51 At once the curtain in the temple was torn in two from top to bottom. The earth shook, and rocks split apart. 52 Graves opened, and many of God’s people were raised to life. 53 Then after Jesus had risen to life, they came out of their graves and went into the holy city, where they were seen by many people.
54 The officer and the soldiers guarding Jesus felt the earthquake and saw everything else that happened. They were frightened and said, “This man really was God’s Son!”
55 Many women had come with Jesus from Galilee to be of help to him, and they were there, looking on at a distance. 56 Mary Magdalene, Mary the mother of James and Joseph, and the mother of James and John were some of these women.
It is done
from margaret of antioch 289-304 CE)
O Lord God, Ruler of heaven and of the earth, Creator of things visible and invisible, Giver of eternal life and Consoler of the sorrowful, make me to stand firm in the confession of they name that as with thine aid I have begun the good fight, so with thine aid I may be deemed worthy to gain the victory, lest the adversary spitefully mock at me saying: “Where is now her God in whom she trusted?”… Amen.
Egeria in the Holy land, c. 380 CE
Egeria was a nun from France who was touring the Holy Land in the late 4th century. She was in Jerusalem during Holy Week and provides the only eye witness account of how the early church celebrated.

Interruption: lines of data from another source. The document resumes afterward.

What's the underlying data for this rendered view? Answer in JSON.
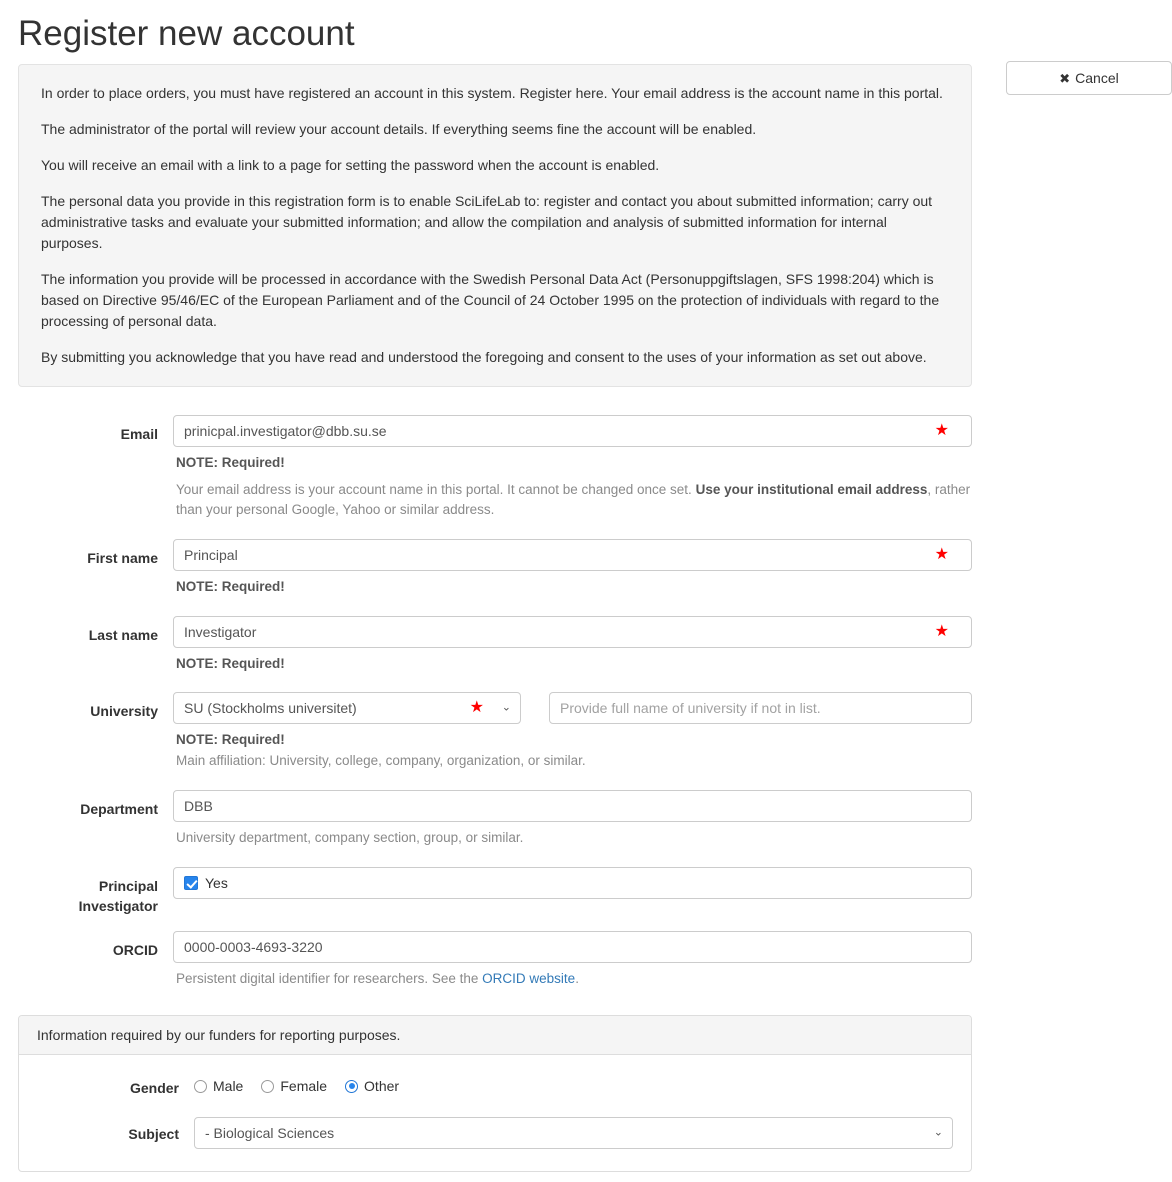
{
  "page_title": "Register new account",
  "cancel_button": {
    "icon": "✖",
    "label": "Cancel"
  },
  "intro": {
    "paragraphs": [
      "In order to place orders, you must have registered an account in this system. Register here. Your email address is the account name in this portal.",
      "The administrator of the portal will review your account details. If everything seems fine the account will be enabled.",
      "You will receive an email with a link to a page for setting the password when the account is enabled.",
      "The personal data you provide in this registration form is to enable SciLifeLab to: register and contact you about submitted information; carry out administrative tasks and evaluate your submitted information; and allow the compilation and analysis of submitted information for internal purposes.",
      "The information you provide will be processed in accordance with the Swedish Personal Data Act (Personuppgiftslagen, SFS 1998:204) which is based on Directive 95/46/EC of the European Parliament and of the Council of 24 October 1995 on the protection of individuals with regard to the processing of personal data.",
      "By submitting you acknowledge that you have read and understood the foregoing and consent to the uses of your information as set out above."
    ]
  },
  "form": {
    "required_star": "★",
    "chevron": "⌄",
    "email": {
      "label": "Email",
      "value": "prinicpal.investigator@dbb.su.se",
      "note": "NOTE: Required!",
      "help_1": "Your email address is your account name in this portal. It cannot be changed once set.",
      "help_bold": "Use your institutional email address",
      "help_2": ", rather than your personal Google, Yahoo or similar address."
    },
    "first_name": {
      "label": "First name",
      "value": "Principal",
      "note": "NOTE: Required!"
    },
    "last_name": {
      "label": "Last name",
      "value": "Investigator",
      "note": "NOTE: Required!"
    },
    "university": {
      "label": "University",
      "selected": "SU (Stockholms universitet)",
      "other_placeholder": "Provide full name of university if not in list.",
      "note": "NOTE: Required!",
      "help": "Main affiliation: University, college, company, organization, or similar."
    },
    "department": {
      "label": "Department",
      "value": "DBB",
      "help": "University department, company section, group, or similar."
    },
    "principal_investigator": {
      "label": "Principal Investigator",
      "checkbox_label": "Yes",
      "checked": true
    },
    "orcid": {
      "label": "ORCID",
      "value": "0000-0003-4693-3220",
      "help_1": "Persistent digital identifier for researchers. See the ",
      "help_link": "ORCID website",
      "help_2": "."
    }
  },
  "funders": {
    "heading": "Information required by our funders for reporting purposes.",
    "gender": {
      "label": "Gender",
      "options": [
        {
          "label": "Male",
          "selected": false
        },
        {
          "label": "Female",
          "selected": false
        },
        {
          "label": "Other",
          "selected": true
        }
      ]
    },
    "subject": {
      "label": "Subject",
      "selected": "- Biological Sciences",
      "chevron": "⌄"
    }
  },
  "colors": {
    "required_star": "#ff0000",
    "accent_blue": "#2684ec",
    "link_blue": "#337ab7",
    "panel_bg": "#f5f5f5",
    "border": "#cccccc"
  }
}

… following the dismissal from the Cross which occurs before sunrise, everyone now stirred up goes immediately to Sion to pray at the pillar where the Lord was whipped. Returning from there then, everyone rests for a short time in his own house, and soon all are ready. A throne is set up for the bishop on Golgotha behind the Cross, which now stands there. The bishop sits on his throne, a table covered with a linen cloth is set before him, and the deacons stand around the table. The gilded silver casket containing the sacred wood of the cross is brought in and opened. Both the wood of the cross and the inscription are taken and placed on the table. As soon as they have been placed on the table, the bishop, remaining seated, grips the ends of the sacred wood with his hands, while the deacons, who are standing about, keep watch over it. There is a reason why it is guarded in this manner. It is the practice here for all the people to come forth one by one, the faithful as well as the catechumens, to bow down before the table, kiss the holy wood, and then move on. It is said that someone (I do not know when) took a bite and stole a piece of the holy cross. Therefore it is now guarded by the deacons standing around, lest there be anyone who dare come do that again… All the people pass through one by one; all of them bow down, touching the cross and the inscription, first with their foreheads, then with their eyes; and after kissing the cross they move on. No one, however, puts out his hand to touch the cross… When the sixth hour is at hand, everyone goes before the Cross, regardless of whether it is raining or whether it is hot. This place has no roof, for it is a sort of very large and beautiful courtyard lying between the Cross and the Anastasis. The people are so clustered together there that it is impossible for anything to be opened. A chair is placed for the bishop before the Cross, and from the sixth to the ninth hours nothing else is done except the reading of the passages from Scripture… There is no one young or old, who on this day does not sob more than can be imagined for the whole three hours, because the Lord suffered all this for us. After this, when the ninth hours is at hand, the passage is read from the Gospel according to Saint John where Christ gave up His spirit. After this reading, a prayer is said and the dismissal is given… After the dismissal from the Martyrium, everyone comes to the Anastasis, and after they have arrived there, the passage from the Gospel is read where Joseph seeks from Pilate the body of the Lord and places it in a new tomb… And so, those among the people who wish, or rather those who are able, to keep the vigil do so until dawn… The greater part of the people keep watch, some from evening on, others from midnight, each one doing what he can.